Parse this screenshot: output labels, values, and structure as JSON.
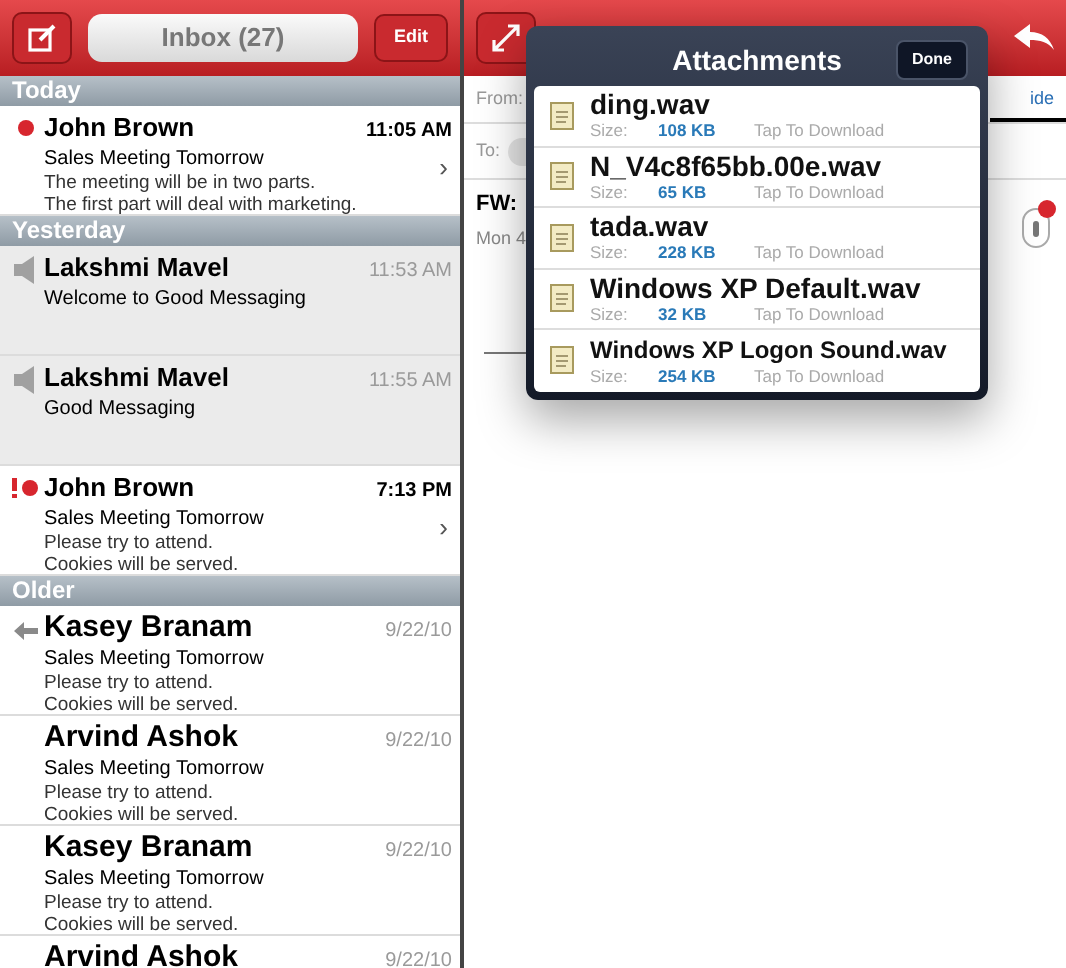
{
  "inbox": {
    "title": "Inbox (27)",
    "edit_button": "Edit",
    "sections": [
      {
        "title": "Today",
        "rows": [
          {
            "kind": "unread",
            "sender": "John Brown",
            "time": "11:05 AM",
            "subject": "Sales Meeting Tomorrow",
            "preview": [
              "The meeting will be in two parts.",
              "The first part will deal with marketing."
            ],
            "chevron": "›",
            "highlighted": false
          }
        ]
      },
      {
        "title": "Yesterday",
        "rows": [
          {
            "kind": "audio",
            "sender": "Lakshmi Mavel",
            "time": "11:53 AM",
            "subject": "Welcome to Good Messaging",
            "preview": [],
            "highlighted": true
          },
          {
            "kind": "audio",
            "sender": "Lakshmi Mavel",
            "time": "11:55 AM",
            "subject": "Good Messaging",
            "preview": [],
            "highlighted": true
          },
          {
            "kind": "urgent",
            "sender": "John Brown",
            "time": "7:13 PM",
            "subject": "Sales Meeting Tomorrow",
            "preview": [
              "Please try to attend.",
              "Cookies will be served."
            ],
            "chevron": "›",
            "highlighted": false
          }
        ]
      },
      {
        "title": "Older",
        "rows": [
          {
            "kind": "replied",
            "sender": "Kasey Branam",
            "time": "9/22/10",
            "subject": "Sales Meeting Tomorrow",
            "preview": [
              "Please try to attend.",
              "Cookies will be served."
            ],
            "highlighted": false
          },
          {
            "kind": "plain",
            "sender": "Arvind Ashok",
            "time": "9/22/10",
            "subject": "Sales Meeting Tomorrow",
            "preview": [
              "Please try to attend.",
              "Cookies will be served."
            ],
            "highlighted": false
          },
          {
            "kind": "plain",
            "sender": "Kasey Branam",
            "time": "9/22/10",
            "subject": "Sales Meeting Tomorrow",
            "preview": [
              "Please try to attend.",
              "Cookies will be served."
            ],
            "highlighted": false
          },
          {
            "kind": "plain",
            "sender": "Arvind Ashok",
            "time": "9/22/10",
            "subject": "",
            "preview": [],
            "highlighted": false
          }
        ]
      }
    ]
  },
  "message": {
    "from_label": "From:",
    "to_label": "To:",
    "link": "ide",
    "subject": "FW:",
    "date": "Mon 4"
  },
  "attachments": {
    "title": "Attachments",
    "done_button": "Done",
    "files": [
      {
        "name": "ding.wav",
        "size_label": "Size:",
        "size": "108 KB",
        "action": "Tap To Download"
      },
      {
        "name": "N_V4c8f65bb.00e.wav",
        "size_label": "Size:",
        "size": "65 KB",
        "action": "Tap To Download"
      },
      {
        "name": "tada.wav",
        "size_label": "Size:",
        "size": "228 KB",
        "action": "Tap To Download"
      },
      {
        "name": "Windows XP Default.wav",
        "size_label": "Size:",
        "size": "32 KB",
        "action": "Tap To Download"
      },
      {
        "name": "Windows XP Logon Sound.wav",
        "size_label": "Size:",
        "size": "254 KB",
        "action": "Tap To Download"
      }
    ]
  }
}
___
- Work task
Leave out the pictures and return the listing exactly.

- Solution to this exercise
Parse this screenshot: output labels, values, and structure as JSON.
{
  "inbox": {
    "title": "Inbox (27)",
    "edit_button": "Edit",
    "sections": [
      {
        "title": "Today",
        "rows": [
          {
            "kind": "unread",
            "sender": "John Brown",
            "time": "11:05 AM",
            "subject": "Sales Meeting Tomorrow",
            "preview": [
              "The meeting will be in two parts.",
              "The first part will deal with marketing."
            ],
            "chevron": "›",
            "highlighted": false
          }
        ]
      },
      {
        "title": "Yesterday",
        "rows": [
          {
            "kind": "audio",
            "sender": "Lakshmi Mavel",
            "time": "11:53 AM",
            "subject": "Welcome to Good Messaging",
            "preview": [],
            "highlighted": true
          },
          {
            "kind": "audio",
            "sender": "Lakshmi Mavel",
            "time": "11:55 AM",
            "subject": "Good Messaging",
            "preview": [],
            "highlighted": true
          },
          {
            "kind": "urgent",
            "sender": "John Brown",
            "time": "7:13 PM",
            "subject": "Sales Meeting Tomorrow",
            "preview": [
              "Please try to attend.",
              "Cookies will be served."
            ],
            "chevron": "›",
            "highlighted": false
          }
        ]
      },
      {
        "title": "Older",
        "rows": [
          {
            "kind": "replied",
            "sender": "Kasey Branam",
            "time": "9/22/10",
            "subject": "Sales Meeting Tomorrow",
            "preview": [
              "Please try to attend.",
              "Cookies will be served."
            ],
            "highlighted": false
          },
          {
            "kind": "plain",
            "sender": "Arvind Ashok",
            "time": "9/22/10",
            "subject": "Sales Meeting Tomorrow",
            "preview": [
              "Please try to attend.",
              "Cookies will be served."
            ],
            "highlighted": false
          },
          {
            "kind": "plain",
            "sender": "Kasey Branam",
            "time": "9/22/10",
            "subject": "Sales Meeting Tomorrow",
            "preview": [
              "Please try to attend.",
              "Cookies will be served."
            ],
            "highlighted": false
          },
          {
            "kind": "plain",
            "sender": "Arvind Ashok",
            "time": "9/22/10",
            "subject": "",
            "preview": [],
            "highlighted": false
          }
        ]
      }
    ]
  },
  "message": {
    "from_label": "From:",
    "to_label": "To:",
    "link": "ide",
    "subject": "FW:",
    "date": "Mon 4"
  },
  "attachments": {
    "title": "Attachments",
    "done_button": "Done",
    "files": [
      {
        "name": "ding.wav",
        "size_label": "Size:",
        "size": "108 KB",
        "action": "Tap To Download"
      },
      {
        "name": "N_V4c8f65bb.00e.wav",
        "size_label": "Size:",
        "size": "65 KB",
        "action": "Tap To Download"
      },
      {
        "name": "tada.wav",
        "size_label": "Size:",
        "size": "228 KB",
        "action": "Tap To Download"
      },
      {
        "name": "Windows XP Default.wav",
        "size_label": "Size:",
        "size": "32 KB",
        "action": "Tap To Download"
      },
      {
        "name": "Windows XP Logon Sound.wav",
        "size_label": "Size:",
        "size": "254 KB",
        "action": "Tap To Download"
      }
    ]
  }
}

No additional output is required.